Editorial: Inching Toward a Highway Bill

This Editorial appears in the Nov. 14 print edition of Transport Topics. Click here to subscribe today.

At last, we’ve had some movement on Capitol Hill toward enactment of a new federal transportation funding act.

The previous national spending measure for highways and related facilities expired in 2009, and Congress has extended that bill eight times; the current extension is due to expire on March 31.

As detailed elsewhere in this issue, two Democrats and two Republicans on the Senate Environment and Public Works Committee have agreed on a $109 billion transportation spending bill, ushered it through the committee and sent it to the full Senate for consideration.

While far from the full six-year bill that we’d like to see, it is a positive sign to see this committee make concrete progress toward addressing the critical needs of infrastructure repair and expansion.

Not only does this two-year plan maintain spending near the current level of $50 billion a year, it includes a plan to create a national freight transportation system that could help speed the repair of freight-related routes around the country.

It’s a relief to see some progress, considering the logjam that has dominated relations in Congress for months.

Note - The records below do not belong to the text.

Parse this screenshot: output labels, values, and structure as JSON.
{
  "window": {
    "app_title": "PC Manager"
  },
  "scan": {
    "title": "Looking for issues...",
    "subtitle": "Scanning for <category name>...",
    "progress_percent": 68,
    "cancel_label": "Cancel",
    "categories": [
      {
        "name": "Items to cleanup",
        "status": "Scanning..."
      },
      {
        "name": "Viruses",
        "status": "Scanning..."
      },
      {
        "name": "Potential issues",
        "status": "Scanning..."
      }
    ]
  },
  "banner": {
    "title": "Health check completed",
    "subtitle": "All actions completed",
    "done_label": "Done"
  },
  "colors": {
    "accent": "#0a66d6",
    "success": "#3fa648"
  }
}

To see four senators of both parties agree on a plan gives us some hope for the future.

The chairwoman of the Senate panel, Barbara Boxer (D-Calif.), said the legislation “is completely bipartisan and, therefore, no one is going to think it is perfect.”

The ranking Republican on the committee, James Inhofe of Oklahoma, agreed, saying that each of the senators “has given” on major points.

The other sponsors of the measure are David Vitter (R-La.) and Max Baucus (D-Mont.).

The next step for the panel is to find another $12 billion in order to fully fund the legislation; as of now, they can account only for about $97 billion.

Baucus, who also is chairman of the Senate Finance Committee, assured his colleagues that the sponsors would find the additional money before asking the full Senate to endorse the plan.

We hope the leadership in House will take the Senate panel’s move as a call to action.

While Rep. John Mica, the Republican chairman of the House Transportation and Infrastructure Committee, has made it clear that he favors a six-year funding bill, as is usual, we urge him to work with the Senate to find a way to fund the nation’s transportation infrastructure system.